Let’s test the app and verify it really uses Always Encrypted to protect the LastName and Grade columns.

In Visual Studio, click Internet Explorer to run the application. Add a couple of students and enroll them in a few courses. The application should show and accept plaintext data. This is because the application connects to the database using a connection string containing Column Encryption Setting = Enabled and since the application runs under your user context, it can access the certificate, which is stored in your (Current User) Certificate Store, and transparently encrypt and decrypt data stored in encrypted columns. If you moved the application to another machine, you would need to move a certificate with it. Note: we will cover application deployment and migration scenarios in one of the later blog posts.
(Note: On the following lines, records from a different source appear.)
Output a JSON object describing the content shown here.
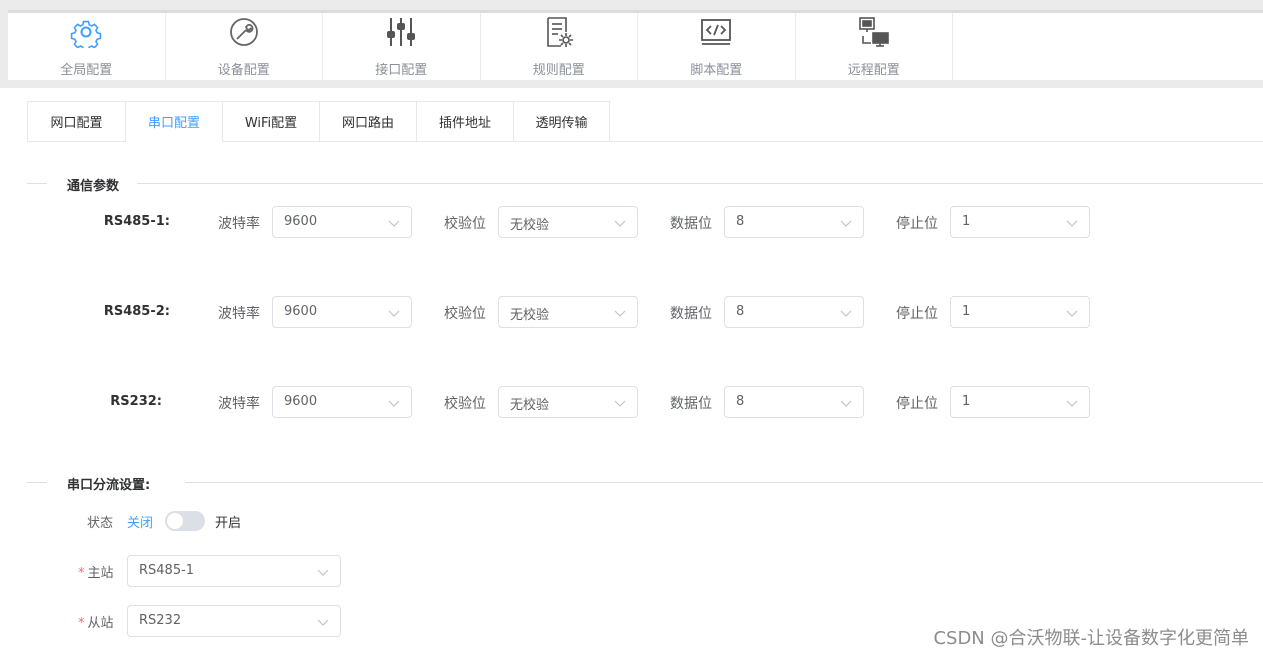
{
  "modules": [
    {
      "label": "全局配置",
      "icon": "gear-icon"
    },
    {
      "label": "设备配置",
      "icon": "wrench-icon"
    },
    {
      "label": "接口配置",
      "icon": "sliders-icon"
    },
    {
      "label": "规则配置",
      "icon": "document-gear-icon"
    },
    {
      "label": "脚本配置",
      "icon": "code-icon"
    },
    {
      "label": "远程配置",
      "icon": "remote-desktop-icon"
    }
  ],
  "tabs": [
    {
      "label": "网口配置",
      "active": false
    },
    {
      "label": "串口配置",
      "active": true
    },
    {
      "label": "WiFi配置",
      "active": false
    },
    {
      "label": "网口路由",
      "active": false
    },
    {
      "label": "插件地址",
      "active": false
    },
    {
      "label": "透明传输",
      "active": false
    }
  ],
  "comm": {
    "title": "通信参数",
    "field_labels": {
      "baud": "波特率",
      "parity": "校验位",
      "data_bits": "数据位",
      "stop_bits": "停止位"
    },
    "ports": [
      {
        "name": "RS485-1:",
        "baud": "9600",
        "parity": "无校验",
        "data_bits": "8",
        "stop_bits": "1"
      },
      {
        "name": "RS485-2:",
        "baud": "9600",
        "parity": "无校验",
        "data_bits": "8",
        "stop_bits": "1"
      },
      {
        "name": "RS232:",
        "baud": "9600",
        "parity": "无校验",
        "data_bits": "8",
        "stop_bits": "1"
      }
    ]
  },
  "split": {
    "title": "串口分流设置:",
    "state_label": "状态",
    "off_label": "关闭",
    "on_label": "开启",
    "enabled": false,
    "master_label": "主站",
    "master_value": "RS485-1",
    "slave_label": "从站",
    "slave_value": "RS232"
  },
  "colors": {
    "accent": "#409eff",
    "required": "#f56c6c"
  },
  "watermark": "CSDN @合沃物联-让设备数字化更简单"
}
On the other hand, if you connect to the ContosoUniversityData database using SSMS (without specifying Column Encryption Setting = Enabled) and retrieve all rows from the Student and Enrollment tables, you should notice the LastName and Grade columns contain encrypted binary data.

 

For another experiment, you can connect to the database from SSMS, specifying Column Encryption Setting = Enabled in Additional Connection Parameters.

When you run the same queries as before, you will get plaintext values from encrypted columns – SSMS will behave the same way as the application, i.e. it will fetch the certificate from your Certificate Store and transparently decrypt the data.  

You can also try to run SSMS on another machine and connect to the database with Column Encryption Setting = Enabled. This time, the same queries should fail, as you do not have the certificate deployed on the other machine.

Conclusion

In this example, we have demonstrated developing a simple web app in Visual Studio, showing how to generate an Entity Framework model from an database with encrypted columns, simply by including Column Encryption Setting = Enabled in the database connection.